__Problem details__
Go through the entries below. Copy out every line that contains "Number".

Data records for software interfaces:
^^^^
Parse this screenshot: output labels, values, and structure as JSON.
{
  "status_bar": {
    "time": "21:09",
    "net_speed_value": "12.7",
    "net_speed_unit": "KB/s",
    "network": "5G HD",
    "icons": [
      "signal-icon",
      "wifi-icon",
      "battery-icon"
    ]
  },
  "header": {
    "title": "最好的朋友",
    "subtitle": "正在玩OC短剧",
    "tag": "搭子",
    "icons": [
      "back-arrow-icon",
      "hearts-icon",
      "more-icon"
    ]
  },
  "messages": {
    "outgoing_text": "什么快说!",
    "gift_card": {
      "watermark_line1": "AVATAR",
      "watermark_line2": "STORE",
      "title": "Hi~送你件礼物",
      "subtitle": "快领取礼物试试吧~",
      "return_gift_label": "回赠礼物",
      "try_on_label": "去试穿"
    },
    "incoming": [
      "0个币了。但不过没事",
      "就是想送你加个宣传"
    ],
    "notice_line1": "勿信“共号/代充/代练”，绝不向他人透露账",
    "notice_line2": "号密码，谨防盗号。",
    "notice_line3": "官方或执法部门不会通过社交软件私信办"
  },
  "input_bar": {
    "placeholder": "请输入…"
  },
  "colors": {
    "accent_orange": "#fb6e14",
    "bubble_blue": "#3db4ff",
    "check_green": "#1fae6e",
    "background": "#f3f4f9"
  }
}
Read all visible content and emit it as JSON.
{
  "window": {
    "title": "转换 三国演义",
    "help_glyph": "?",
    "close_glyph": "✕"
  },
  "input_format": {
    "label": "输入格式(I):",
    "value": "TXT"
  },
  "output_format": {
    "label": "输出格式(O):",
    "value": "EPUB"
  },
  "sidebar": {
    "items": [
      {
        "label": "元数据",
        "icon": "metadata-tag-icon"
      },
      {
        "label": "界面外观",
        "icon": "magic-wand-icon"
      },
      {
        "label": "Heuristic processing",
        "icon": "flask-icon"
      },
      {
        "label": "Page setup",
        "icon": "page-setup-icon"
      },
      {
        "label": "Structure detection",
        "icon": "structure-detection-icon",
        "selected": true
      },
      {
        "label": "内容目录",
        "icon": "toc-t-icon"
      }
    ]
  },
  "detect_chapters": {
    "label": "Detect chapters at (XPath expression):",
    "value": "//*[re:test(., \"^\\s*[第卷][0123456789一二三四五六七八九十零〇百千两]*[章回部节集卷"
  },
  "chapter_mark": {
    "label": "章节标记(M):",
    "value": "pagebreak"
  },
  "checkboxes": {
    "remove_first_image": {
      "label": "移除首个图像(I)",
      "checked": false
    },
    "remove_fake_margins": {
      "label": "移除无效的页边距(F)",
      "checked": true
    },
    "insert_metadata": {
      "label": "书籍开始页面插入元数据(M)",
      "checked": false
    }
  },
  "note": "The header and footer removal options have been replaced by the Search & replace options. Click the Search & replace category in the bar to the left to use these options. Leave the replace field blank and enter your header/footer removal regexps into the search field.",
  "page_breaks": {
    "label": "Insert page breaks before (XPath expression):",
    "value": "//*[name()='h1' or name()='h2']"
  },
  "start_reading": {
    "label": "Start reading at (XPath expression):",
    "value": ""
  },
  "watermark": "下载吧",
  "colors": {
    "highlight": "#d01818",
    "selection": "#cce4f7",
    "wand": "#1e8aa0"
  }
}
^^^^
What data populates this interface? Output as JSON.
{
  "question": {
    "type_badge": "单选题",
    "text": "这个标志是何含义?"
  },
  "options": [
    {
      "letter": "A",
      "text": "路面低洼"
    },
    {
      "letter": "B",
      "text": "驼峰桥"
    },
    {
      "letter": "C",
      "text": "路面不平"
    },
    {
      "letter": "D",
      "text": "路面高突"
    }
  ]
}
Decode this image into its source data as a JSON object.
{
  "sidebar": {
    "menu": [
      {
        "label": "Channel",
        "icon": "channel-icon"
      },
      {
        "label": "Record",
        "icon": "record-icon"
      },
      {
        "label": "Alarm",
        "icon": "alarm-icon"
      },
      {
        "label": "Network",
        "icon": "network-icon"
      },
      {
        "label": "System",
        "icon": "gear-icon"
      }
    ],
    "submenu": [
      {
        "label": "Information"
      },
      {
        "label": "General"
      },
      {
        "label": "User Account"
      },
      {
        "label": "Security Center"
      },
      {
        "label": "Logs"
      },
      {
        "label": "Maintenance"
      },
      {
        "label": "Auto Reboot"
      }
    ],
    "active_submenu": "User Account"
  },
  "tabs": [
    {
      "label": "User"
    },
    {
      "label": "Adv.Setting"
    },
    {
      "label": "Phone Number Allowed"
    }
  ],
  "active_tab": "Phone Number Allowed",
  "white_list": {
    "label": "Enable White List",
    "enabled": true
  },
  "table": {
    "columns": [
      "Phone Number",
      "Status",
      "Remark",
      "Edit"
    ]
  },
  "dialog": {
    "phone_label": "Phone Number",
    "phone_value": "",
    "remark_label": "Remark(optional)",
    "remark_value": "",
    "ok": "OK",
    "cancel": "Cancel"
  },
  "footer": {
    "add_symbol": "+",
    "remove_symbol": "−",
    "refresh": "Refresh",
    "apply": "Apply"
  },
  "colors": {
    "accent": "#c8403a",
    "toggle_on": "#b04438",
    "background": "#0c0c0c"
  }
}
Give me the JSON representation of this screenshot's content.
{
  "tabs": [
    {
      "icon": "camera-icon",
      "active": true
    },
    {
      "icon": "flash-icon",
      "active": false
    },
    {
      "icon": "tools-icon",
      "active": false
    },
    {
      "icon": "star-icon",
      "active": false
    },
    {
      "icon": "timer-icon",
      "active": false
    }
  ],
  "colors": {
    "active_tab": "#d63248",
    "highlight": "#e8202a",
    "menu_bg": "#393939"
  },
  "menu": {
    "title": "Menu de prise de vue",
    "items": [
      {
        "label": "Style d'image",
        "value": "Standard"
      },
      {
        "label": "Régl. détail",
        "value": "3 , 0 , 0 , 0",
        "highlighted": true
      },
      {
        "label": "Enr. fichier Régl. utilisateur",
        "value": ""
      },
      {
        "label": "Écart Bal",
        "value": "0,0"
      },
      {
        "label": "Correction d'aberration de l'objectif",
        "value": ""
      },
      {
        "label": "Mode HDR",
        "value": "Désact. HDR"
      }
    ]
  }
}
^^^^
__Task output__
      "label": "Phone Number Allowed"
  "active_tab": "Phone Number Allowed",
      "Phone Number",
    "phone_label": "Phone Number",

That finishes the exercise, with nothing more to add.